Politics, not pensions, were at the heart of this week’s strike by Bob Crow’s band of merry men
Bob Crow is one of the few public figures around today that can inspire passion, which for the commuting public and transport bosses is usually hatred. Most men and women it the public eye are prepared before speaking to the media with heavily scripted sound-bites - with Crow there’s no doubt he’s giving it to you straight. He’s probably one of the last of his types when it comes to union men – staunchly left wing, anti-bosses, with no regard to PR in his appearance or speech.
And as we commuters and public and private sector bosses have found to our cost Crow is not someone to underestimate. The fact that he knows it makes our frustration at him even more intense. So why the strike, which was curtailed last night? Ostensibly it was about getting undertakings about salaries and pension conditions from the Metronet administrators and London Underground bosses when new owners for the collapsed PPP contractors are found. But as our readers and many other have spotted, this, to pardon the expression, is bollocks. “No administrator can legally give undertakings over future job security and financial arrangements in an insolvent company. The strike is completely pointless,” as reader Nigel Mcdonough points out.

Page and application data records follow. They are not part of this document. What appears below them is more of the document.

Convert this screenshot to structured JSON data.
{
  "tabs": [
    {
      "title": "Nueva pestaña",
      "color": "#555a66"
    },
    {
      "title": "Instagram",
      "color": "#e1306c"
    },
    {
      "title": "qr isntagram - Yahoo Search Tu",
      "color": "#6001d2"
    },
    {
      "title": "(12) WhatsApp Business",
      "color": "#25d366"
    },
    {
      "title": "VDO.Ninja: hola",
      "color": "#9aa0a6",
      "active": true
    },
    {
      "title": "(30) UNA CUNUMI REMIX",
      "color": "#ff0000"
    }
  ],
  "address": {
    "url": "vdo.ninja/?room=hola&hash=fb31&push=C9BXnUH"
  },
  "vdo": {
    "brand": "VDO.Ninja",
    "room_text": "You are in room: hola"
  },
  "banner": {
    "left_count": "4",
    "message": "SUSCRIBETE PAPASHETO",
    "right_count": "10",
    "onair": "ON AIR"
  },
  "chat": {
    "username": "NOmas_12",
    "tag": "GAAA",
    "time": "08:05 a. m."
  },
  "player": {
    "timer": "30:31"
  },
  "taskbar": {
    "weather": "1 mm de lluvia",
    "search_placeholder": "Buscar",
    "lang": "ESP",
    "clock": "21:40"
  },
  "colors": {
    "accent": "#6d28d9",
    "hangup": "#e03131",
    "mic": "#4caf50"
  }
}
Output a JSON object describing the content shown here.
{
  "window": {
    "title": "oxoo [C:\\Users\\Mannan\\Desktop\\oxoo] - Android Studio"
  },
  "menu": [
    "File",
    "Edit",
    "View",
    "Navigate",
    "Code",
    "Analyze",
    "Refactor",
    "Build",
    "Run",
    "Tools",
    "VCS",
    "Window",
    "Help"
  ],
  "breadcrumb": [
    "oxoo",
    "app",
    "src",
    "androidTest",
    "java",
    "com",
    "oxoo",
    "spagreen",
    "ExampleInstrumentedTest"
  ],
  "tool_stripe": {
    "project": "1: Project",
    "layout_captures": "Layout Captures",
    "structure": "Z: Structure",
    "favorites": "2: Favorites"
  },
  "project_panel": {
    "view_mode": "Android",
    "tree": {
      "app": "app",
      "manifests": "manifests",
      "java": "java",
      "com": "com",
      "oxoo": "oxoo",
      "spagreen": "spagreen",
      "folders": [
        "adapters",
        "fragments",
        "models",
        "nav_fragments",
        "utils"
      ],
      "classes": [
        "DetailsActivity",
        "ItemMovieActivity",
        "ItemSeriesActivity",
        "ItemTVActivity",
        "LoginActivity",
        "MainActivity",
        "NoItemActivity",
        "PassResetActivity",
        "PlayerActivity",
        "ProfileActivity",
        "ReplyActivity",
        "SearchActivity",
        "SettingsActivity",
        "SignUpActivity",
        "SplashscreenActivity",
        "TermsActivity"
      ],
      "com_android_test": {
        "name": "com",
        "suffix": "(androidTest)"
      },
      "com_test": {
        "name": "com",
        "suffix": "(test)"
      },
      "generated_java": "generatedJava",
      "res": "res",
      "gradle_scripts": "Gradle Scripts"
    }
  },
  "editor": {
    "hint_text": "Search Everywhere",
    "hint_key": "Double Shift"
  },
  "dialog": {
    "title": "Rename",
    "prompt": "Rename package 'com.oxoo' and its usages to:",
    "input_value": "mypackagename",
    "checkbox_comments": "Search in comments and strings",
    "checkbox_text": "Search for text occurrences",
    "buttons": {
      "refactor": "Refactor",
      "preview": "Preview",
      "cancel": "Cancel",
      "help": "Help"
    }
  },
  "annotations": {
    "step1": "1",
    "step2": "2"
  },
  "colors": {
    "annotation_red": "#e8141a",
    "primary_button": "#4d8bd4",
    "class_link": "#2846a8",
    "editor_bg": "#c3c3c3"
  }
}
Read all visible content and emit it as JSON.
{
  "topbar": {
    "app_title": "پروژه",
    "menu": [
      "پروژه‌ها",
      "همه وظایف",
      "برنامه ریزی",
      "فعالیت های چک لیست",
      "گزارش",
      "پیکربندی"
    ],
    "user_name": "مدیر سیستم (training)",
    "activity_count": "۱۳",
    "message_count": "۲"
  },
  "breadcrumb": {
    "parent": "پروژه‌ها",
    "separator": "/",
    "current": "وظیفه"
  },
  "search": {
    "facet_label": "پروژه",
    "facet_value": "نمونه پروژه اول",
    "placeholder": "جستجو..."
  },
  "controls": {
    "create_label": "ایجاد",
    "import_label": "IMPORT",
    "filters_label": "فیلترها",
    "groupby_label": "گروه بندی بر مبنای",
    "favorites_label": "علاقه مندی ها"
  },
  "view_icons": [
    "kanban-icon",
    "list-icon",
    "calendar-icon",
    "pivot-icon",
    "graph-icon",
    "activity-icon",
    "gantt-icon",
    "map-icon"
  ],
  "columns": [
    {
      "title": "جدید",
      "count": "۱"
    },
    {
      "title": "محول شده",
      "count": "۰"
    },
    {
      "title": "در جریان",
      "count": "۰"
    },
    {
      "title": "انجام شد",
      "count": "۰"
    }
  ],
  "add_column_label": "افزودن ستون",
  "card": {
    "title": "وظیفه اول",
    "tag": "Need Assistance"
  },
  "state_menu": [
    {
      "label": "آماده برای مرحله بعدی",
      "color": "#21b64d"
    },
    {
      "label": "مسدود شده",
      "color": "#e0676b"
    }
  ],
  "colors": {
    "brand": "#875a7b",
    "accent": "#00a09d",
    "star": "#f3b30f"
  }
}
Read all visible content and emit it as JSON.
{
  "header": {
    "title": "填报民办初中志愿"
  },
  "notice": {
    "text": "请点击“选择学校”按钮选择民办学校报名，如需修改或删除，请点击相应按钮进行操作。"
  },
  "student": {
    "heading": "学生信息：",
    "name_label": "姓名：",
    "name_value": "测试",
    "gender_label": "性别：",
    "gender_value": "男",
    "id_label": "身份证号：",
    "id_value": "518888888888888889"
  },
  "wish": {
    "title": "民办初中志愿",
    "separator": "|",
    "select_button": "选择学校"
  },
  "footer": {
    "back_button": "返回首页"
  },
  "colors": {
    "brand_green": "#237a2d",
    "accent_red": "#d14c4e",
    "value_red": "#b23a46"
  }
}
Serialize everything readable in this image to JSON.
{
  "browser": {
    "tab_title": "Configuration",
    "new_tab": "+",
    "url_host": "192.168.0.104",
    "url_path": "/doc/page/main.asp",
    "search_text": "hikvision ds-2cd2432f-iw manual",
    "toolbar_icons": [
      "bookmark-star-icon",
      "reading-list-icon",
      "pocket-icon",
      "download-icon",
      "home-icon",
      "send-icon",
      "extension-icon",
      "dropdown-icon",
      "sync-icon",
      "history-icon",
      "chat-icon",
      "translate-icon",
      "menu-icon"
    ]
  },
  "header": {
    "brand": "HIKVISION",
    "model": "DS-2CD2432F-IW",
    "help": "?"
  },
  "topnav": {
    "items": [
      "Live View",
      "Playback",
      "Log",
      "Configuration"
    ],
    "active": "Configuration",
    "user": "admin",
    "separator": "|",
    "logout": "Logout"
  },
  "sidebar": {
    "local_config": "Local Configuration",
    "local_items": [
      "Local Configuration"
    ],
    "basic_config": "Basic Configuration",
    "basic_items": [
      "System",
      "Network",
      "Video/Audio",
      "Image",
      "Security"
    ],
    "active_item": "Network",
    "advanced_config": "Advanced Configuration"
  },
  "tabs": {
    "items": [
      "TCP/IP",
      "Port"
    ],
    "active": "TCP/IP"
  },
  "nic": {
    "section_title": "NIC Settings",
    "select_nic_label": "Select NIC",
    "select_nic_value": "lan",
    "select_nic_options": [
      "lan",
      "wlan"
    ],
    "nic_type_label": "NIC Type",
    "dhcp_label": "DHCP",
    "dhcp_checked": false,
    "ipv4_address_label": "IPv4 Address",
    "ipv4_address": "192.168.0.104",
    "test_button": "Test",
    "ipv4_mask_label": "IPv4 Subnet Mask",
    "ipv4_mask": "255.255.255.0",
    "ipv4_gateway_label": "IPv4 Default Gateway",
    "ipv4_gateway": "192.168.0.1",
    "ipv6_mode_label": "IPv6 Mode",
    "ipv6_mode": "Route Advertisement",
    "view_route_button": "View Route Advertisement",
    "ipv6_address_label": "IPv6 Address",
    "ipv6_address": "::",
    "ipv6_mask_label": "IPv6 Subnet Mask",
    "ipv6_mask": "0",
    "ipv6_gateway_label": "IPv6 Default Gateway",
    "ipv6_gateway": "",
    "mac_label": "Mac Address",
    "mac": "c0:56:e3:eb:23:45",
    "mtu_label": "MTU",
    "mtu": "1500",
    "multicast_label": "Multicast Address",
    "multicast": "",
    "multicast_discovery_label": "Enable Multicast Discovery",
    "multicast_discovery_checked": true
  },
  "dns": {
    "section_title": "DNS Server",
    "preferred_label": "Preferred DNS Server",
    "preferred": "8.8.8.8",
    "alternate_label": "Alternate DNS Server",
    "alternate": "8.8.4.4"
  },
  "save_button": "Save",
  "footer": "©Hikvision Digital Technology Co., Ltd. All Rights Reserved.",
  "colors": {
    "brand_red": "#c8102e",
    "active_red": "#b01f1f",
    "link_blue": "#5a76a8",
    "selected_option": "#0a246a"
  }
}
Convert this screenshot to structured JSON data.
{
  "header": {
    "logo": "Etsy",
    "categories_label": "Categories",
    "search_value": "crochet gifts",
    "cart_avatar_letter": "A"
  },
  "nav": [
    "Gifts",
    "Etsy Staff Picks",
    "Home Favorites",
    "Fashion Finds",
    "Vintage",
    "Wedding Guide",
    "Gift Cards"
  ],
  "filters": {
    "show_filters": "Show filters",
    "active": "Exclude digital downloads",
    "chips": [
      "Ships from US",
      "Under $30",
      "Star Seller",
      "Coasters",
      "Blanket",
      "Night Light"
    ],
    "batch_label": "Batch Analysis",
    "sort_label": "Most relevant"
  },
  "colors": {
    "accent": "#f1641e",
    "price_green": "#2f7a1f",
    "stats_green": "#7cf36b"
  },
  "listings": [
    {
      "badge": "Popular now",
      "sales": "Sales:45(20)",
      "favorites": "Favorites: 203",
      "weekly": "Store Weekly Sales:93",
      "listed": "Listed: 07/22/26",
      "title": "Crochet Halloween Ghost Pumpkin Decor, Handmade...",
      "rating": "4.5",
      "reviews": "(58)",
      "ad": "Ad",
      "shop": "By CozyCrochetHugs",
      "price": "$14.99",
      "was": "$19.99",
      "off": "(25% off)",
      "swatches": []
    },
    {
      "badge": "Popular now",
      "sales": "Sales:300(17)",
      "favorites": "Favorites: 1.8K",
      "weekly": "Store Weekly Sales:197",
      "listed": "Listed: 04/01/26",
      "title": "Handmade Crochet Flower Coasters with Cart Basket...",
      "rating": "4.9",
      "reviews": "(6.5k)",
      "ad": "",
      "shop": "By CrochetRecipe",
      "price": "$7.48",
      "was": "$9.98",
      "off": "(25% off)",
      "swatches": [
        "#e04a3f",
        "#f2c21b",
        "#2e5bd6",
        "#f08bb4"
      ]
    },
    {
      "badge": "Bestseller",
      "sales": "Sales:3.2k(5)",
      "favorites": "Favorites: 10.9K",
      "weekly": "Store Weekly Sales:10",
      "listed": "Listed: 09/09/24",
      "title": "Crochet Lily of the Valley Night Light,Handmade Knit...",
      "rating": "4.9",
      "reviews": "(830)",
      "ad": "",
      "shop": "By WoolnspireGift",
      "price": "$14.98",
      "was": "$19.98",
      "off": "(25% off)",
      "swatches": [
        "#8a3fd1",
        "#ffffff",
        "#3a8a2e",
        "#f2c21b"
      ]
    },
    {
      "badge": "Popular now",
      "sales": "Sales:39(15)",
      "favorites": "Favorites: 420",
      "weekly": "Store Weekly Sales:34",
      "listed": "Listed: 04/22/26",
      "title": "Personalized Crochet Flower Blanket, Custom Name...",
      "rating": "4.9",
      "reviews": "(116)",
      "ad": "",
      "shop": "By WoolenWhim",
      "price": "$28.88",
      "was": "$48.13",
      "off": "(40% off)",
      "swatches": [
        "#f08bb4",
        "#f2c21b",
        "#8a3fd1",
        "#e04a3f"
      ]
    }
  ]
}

I’m not sure it was that pointless. In striking, the RMT was making a political point, and I think it’s going to work. Remember Railtrack? The collapse of the former infrastructure outfit in 2001 led to responsibility for rail maintenance work passing from the private sector to public. The RMT, in its ham-fisted way, is making sure the same thing happens below the ground as it did above.